I’d assumed that our shared love of Three 6 Mafia and road trips meant we’d at least have a second date, if not end up getting married, but Ken had a different vision.Apparently an ENFP (me) and an INTJ (him) could never work out, primarily because of the initial letters, to his mind.” He boasted that he was an INTJ (a rare MBTI profile most notably shared with Unabomber Ted Kaczynski, he confided) and was curious if I’d ever taken the test.I could only give some half-baked combination of letters based on a shaky memory of undergrad psych but in retrospect, I should have really responded with STFU.

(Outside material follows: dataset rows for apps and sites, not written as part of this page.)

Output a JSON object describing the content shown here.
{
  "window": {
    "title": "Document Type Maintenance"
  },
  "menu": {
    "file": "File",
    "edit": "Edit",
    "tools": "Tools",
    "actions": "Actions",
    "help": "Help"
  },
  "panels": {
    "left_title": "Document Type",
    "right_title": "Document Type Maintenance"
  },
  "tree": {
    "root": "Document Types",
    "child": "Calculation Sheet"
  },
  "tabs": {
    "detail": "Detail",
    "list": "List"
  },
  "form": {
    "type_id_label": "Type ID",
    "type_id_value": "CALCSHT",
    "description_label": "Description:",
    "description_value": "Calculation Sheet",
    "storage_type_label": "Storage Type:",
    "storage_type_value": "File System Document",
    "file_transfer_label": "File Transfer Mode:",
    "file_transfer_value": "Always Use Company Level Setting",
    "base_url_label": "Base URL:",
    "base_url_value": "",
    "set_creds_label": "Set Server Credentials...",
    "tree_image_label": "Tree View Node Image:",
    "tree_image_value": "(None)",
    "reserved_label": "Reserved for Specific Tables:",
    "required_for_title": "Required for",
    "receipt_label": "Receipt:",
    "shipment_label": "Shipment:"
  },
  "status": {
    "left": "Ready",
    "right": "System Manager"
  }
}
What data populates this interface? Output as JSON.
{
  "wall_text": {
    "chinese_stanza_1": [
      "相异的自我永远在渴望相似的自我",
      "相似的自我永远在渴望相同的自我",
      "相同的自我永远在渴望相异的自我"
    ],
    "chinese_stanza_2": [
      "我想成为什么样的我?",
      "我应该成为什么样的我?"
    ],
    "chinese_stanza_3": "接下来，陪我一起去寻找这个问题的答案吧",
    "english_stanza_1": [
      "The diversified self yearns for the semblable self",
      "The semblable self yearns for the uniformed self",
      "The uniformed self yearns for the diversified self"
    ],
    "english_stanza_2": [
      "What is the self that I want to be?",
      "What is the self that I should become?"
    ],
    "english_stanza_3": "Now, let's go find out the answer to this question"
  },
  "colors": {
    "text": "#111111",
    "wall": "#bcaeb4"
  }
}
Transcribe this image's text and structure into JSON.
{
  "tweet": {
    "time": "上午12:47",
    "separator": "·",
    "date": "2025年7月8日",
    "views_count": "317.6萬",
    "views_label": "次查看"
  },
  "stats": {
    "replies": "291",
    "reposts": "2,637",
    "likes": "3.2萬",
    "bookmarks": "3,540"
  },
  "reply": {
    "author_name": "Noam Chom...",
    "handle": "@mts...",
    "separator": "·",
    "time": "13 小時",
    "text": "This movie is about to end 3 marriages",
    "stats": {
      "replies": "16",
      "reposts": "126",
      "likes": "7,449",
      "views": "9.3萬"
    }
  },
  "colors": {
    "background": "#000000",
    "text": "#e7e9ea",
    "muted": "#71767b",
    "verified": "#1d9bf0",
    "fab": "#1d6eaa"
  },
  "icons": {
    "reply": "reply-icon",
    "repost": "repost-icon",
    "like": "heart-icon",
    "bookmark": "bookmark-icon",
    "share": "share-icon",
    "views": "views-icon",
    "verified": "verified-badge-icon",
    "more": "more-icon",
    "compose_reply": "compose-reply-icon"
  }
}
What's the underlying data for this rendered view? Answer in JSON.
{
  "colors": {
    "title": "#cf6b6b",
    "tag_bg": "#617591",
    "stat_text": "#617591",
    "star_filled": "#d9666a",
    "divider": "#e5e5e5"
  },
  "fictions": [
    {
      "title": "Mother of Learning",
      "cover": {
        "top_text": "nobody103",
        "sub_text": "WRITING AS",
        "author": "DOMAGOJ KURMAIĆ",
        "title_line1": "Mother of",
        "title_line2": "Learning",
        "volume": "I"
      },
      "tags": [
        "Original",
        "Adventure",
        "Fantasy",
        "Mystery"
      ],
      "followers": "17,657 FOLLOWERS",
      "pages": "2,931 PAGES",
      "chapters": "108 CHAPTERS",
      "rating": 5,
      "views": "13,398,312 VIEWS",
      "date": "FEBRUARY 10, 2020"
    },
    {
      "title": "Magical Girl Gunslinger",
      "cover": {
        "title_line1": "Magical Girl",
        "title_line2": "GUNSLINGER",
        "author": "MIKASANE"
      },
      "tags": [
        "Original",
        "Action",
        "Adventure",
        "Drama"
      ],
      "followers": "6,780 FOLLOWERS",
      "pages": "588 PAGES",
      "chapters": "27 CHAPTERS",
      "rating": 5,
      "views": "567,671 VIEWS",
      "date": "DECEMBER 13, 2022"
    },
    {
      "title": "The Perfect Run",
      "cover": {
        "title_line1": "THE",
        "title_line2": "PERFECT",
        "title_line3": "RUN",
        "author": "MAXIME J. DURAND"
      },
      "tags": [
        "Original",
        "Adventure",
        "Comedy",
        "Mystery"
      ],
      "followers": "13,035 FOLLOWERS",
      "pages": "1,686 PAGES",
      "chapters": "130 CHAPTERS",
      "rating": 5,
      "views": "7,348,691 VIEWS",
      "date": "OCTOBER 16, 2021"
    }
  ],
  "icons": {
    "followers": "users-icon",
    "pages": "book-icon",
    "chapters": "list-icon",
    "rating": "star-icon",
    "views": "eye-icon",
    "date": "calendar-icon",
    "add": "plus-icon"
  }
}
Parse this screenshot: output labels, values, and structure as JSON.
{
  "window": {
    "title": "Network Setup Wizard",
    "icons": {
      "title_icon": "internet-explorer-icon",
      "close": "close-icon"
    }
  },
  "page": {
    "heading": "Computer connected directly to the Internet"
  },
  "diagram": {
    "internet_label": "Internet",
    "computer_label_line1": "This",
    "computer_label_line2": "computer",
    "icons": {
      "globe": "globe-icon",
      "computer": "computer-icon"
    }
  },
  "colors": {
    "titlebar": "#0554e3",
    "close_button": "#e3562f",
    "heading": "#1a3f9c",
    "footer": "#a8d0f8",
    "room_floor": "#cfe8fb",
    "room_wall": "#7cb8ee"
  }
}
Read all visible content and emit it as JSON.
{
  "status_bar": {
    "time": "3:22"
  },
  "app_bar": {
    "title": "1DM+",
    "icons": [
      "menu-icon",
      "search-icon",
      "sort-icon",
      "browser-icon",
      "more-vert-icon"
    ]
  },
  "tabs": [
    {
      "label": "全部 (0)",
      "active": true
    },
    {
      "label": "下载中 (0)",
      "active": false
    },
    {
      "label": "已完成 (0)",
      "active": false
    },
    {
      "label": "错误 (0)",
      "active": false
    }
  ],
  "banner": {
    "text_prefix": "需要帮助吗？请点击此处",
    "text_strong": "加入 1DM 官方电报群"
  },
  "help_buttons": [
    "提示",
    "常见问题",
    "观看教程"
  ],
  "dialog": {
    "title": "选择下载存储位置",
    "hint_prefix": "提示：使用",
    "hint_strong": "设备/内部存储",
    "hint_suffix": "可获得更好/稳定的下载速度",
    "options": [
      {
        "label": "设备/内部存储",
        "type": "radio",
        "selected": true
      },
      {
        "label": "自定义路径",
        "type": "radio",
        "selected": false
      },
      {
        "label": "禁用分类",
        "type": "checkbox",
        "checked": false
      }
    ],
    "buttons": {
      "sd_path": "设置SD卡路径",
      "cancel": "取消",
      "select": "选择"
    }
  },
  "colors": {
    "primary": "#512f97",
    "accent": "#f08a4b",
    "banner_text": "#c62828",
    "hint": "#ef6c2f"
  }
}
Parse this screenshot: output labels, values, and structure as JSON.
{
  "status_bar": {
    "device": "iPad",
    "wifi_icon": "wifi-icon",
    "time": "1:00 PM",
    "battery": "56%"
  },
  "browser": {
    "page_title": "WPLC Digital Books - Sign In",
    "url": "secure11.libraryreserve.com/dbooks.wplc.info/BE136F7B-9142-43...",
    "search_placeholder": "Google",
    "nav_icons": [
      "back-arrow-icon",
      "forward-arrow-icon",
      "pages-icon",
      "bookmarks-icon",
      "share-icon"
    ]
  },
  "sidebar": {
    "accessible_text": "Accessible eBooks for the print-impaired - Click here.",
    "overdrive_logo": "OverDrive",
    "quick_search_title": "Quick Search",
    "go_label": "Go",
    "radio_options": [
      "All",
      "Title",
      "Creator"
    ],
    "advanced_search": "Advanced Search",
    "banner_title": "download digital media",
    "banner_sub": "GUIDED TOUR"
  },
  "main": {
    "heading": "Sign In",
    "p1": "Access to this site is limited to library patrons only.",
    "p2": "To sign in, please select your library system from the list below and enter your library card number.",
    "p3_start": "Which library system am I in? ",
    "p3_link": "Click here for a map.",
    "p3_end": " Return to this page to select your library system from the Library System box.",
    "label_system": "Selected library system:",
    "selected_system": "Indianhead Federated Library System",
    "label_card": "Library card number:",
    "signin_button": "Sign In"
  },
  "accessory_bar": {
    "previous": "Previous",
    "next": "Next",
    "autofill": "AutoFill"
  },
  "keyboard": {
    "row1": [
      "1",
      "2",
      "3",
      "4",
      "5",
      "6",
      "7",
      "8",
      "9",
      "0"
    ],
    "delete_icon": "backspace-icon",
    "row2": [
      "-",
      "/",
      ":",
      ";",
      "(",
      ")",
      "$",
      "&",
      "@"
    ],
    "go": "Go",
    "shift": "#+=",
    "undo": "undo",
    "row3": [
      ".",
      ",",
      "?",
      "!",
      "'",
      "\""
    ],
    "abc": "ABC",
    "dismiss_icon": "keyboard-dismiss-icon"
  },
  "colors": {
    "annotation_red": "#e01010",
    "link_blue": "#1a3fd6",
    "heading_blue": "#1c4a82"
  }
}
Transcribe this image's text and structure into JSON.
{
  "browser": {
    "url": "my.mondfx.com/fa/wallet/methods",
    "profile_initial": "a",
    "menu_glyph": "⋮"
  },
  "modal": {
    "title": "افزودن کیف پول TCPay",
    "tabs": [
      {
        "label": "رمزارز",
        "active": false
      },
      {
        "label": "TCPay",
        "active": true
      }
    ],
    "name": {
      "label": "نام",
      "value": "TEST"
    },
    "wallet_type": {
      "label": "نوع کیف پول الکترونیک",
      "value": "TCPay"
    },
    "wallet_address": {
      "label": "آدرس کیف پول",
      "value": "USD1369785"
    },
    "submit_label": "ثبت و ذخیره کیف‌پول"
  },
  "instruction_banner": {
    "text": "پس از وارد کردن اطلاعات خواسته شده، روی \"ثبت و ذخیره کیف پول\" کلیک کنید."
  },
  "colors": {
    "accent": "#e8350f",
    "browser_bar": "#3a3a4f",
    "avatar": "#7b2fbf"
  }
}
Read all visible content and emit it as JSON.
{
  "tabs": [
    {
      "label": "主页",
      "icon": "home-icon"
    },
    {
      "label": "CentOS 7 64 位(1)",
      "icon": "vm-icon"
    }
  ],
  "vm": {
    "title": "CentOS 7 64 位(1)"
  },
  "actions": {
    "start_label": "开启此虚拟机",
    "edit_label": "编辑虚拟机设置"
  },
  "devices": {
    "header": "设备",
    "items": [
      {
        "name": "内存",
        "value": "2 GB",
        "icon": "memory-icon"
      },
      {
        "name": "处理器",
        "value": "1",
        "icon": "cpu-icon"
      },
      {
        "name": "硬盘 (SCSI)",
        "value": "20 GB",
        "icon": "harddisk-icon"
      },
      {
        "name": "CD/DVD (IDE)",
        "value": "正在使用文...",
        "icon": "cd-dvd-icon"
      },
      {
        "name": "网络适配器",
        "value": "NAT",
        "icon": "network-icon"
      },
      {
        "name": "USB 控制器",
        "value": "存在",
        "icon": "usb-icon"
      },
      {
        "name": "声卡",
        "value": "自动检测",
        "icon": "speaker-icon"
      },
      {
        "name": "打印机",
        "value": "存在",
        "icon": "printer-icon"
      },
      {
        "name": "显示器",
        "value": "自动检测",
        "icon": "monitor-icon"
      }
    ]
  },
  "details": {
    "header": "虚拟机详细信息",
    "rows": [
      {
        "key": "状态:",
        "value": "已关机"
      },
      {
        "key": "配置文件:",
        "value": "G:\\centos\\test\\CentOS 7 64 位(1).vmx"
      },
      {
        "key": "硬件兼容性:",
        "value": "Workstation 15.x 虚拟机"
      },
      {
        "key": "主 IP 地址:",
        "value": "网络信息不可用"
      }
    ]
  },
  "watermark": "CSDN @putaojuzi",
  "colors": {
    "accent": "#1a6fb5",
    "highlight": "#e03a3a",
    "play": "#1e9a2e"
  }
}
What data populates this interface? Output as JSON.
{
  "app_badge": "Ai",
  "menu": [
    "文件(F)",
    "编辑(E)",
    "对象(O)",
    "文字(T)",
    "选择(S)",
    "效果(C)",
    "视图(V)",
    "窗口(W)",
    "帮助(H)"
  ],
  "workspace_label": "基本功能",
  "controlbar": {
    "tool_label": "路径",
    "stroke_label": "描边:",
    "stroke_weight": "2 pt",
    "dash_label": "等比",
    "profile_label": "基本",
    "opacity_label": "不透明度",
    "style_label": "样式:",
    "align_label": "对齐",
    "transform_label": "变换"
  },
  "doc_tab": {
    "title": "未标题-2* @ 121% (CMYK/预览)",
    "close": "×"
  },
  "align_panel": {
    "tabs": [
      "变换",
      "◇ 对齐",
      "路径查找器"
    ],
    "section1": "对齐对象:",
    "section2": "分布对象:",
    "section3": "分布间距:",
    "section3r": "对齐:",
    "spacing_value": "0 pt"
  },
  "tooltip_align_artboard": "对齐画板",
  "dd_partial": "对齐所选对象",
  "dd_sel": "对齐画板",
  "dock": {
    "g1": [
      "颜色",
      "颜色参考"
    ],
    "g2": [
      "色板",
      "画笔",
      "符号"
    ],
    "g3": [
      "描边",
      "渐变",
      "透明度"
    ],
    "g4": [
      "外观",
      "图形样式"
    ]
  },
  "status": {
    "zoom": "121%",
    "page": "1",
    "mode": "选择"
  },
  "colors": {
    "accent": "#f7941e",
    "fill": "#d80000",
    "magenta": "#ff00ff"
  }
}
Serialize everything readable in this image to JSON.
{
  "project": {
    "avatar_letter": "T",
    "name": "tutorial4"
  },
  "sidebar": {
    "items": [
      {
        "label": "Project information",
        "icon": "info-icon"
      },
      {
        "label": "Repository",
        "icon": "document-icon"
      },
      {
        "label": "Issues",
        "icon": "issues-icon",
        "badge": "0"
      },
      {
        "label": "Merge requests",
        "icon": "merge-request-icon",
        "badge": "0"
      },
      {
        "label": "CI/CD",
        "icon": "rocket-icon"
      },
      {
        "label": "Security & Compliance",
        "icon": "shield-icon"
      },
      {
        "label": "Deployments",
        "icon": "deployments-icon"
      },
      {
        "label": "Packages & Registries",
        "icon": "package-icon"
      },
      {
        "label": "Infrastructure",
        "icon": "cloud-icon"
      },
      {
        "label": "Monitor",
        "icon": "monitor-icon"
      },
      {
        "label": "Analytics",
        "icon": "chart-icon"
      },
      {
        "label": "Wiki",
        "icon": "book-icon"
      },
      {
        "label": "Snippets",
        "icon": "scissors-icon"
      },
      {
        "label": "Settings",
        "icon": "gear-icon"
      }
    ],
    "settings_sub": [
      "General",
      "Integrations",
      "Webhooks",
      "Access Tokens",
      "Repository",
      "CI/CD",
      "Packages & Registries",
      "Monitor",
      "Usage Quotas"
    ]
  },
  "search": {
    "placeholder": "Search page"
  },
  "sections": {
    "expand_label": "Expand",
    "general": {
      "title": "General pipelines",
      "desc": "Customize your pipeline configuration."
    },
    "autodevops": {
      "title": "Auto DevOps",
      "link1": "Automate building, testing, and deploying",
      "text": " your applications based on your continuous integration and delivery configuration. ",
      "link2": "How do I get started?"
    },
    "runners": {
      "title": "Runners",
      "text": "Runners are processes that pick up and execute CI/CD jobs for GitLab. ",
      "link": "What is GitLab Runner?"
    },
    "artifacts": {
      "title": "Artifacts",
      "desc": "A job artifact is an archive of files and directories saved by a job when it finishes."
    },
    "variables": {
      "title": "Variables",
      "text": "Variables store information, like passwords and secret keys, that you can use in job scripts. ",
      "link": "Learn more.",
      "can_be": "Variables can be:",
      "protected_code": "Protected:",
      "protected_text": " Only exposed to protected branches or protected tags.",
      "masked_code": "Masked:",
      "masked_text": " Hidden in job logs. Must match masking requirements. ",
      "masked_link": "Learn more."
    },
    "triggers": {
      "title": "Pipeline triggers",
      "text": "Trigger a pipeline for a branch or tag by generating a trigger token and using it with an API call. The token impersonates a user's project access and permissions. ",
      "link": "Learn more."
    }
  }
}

He wouldn’t consider dating someone long-term if they weren’t a compatible sequence of letters.
“I personally have thought about swapping out my MBTI type to mention that an online ‘Which Parks and Recreation Character Are You’ quiz told me I’m Li’l Sebastian, just to see what happens.” I’m inclined to agree with Landry — I’ll admit that, post-Ken, I’m just as apt to discount someone for their Myers-Briggs score as I am for their results on a “What Kind of Condiment Are You? (I’m a garlic aioli, looking for a BBQ sauce, if that means anything at all.
It doesn’t.) You can rationalize that maybe it’s a bit more justifiable, but in this context it’s just another broad stroke.
It seems like a small percentage, but OKCupid’s data-crunchers assure me that it’s actually significant to have something new trending across so many profiles. Post-rejection, his identification with the antisocial Unabomber began to explain some things. If we’d continued on because we were sexually attracted to one another and both loved David Byrne, our relationship probably wouldn’t have lasted — and not just because he’s the kind of person who would break things off based on a quiz you can take for free on the internet, and I am not.
It’s become enough of a “thing” that people have parody answers on their profile (e.g., MBTI: IDGAF). He’s emotionally reserved while I’m full of emotion. Dating today seeks to streamline a deeply emotional process.
Thanks to Tinder and OKCupid (and Hinge and Grindr and Happn and Flutter and Bumble and Raya and whatever app is about to come out tomorrow), there is a seemingly endless supply of options, and to make sense of them, we make snap decisions based on very little information. We do, and then we have to hope that the few hours we spend with a person won’t be a waste of time or the preamble to the news story about how we went missing.